According to Castle, Trafigura told Anvil that it considered its stake in the company, acquired through a $200-million debt and equity deal in August 2009, as noncore, and wanted to exit it.
He said that a number of companies that were interested in buying the 39% shareholding had approached the Switzerland-based trading house.
“My sense is that they are approached at regular intervals regarding their stake in Anvil. I don’t think that one came along that was better than any other, so I don’t think it [the decision to sell] was precipitated by a single offer,” commented Castle.
“To some extent, yes, it was a surprise to us. Though, being rational, there was a view that they were going to sell anyway.”
Last week, an unnamed analyst told Mining Weekly Online that he thought Trafigura was looking to buy all the shares of Anvil.
“At the end of the day, a lot of people think that's a way for them to start building a mining arm,” he said.
Trafigura, based in Switzerland, is the world’s second-biggest independent trader in nonferrous concentrates.
KINSEVERE ON BUDGET
Meanwhile, Castle said that the $400-million Kinsevere Stage 2 expansion, set to produce 60 000 t/y of copper cathode, was on budget, with commissioning set to occur this quarter and full production in the last quarter.
Anvil produced 5 999 t of copper during the three months ended June, generating revenues of $10.4-million, which was nearly one-third lower than the same period last year.
This translated into a less-than-$1-million loss for the quarter, as the company shut down the old heavy media separation plant at Kinsevere to focus on the commissioning of the new solvent extraction electrowinning plant.

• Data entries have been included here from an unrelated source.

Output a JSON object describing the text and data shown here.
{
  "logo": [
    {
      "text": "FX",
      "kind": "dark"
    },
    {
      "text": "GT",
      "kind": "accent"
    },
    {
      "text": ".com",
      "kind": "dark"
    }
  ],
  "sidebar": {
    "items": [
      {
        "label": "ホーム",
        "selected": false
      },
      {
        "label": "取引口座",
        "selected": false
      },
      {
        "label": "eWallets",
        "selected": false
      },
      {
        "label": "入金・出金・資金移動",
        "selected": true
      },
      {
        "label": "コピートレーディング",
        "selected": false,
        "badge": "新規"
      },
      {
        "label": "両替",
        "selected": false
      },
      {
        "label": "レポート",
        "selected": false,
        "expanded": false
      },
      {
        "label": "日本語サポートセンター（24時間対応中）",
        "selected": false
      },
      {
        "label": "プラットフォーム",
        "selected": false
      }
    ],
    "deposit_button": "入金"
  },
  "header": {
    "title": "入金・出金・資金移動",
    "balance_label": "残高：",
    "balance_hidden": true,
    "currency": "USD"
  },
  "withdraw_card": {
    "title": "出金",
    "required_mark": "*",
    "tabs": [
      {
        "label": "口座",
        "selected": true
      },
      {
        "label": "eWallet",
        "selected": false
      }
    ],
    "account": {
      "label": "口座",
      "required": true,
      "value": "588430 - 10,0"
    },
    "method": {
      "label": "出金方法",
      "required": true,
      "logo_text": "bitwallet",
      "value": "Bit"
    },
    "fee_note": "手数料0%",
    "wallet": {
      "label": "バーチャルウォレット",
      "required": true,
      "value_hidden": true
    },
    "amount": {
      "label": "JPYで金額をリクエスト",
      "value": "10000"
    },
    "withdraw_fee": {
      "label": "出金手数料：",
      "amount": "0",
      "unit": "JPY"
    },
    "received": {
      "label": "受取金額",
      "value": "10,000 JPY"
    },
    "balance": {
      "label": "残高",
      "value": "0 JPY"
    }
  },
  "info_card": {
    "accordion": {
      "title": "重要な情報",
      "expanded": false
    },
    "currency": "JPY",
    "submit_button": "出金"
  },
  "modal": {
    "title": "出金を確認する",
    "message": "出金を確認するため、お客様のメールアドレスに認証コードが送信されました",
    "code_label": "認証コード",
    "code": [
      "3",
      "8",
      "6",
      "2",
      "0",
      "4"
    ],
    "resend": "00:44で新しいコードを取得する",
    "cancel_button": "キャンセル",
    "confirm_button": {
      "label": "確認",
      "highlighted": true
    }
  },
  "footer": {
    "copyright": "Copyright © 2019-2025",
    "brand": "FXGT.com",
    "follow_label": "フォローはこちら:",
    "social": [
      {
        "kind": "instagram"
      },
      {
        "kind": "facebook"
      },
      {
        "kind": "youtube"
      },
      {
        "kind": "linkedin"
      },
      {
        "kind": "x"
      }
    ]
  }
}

Anvil reported a $15-million profit in the second quarter of 2010.
The company’s stock rose 1.6% in Toronto, to trade at $6.15 apiece in the early morning.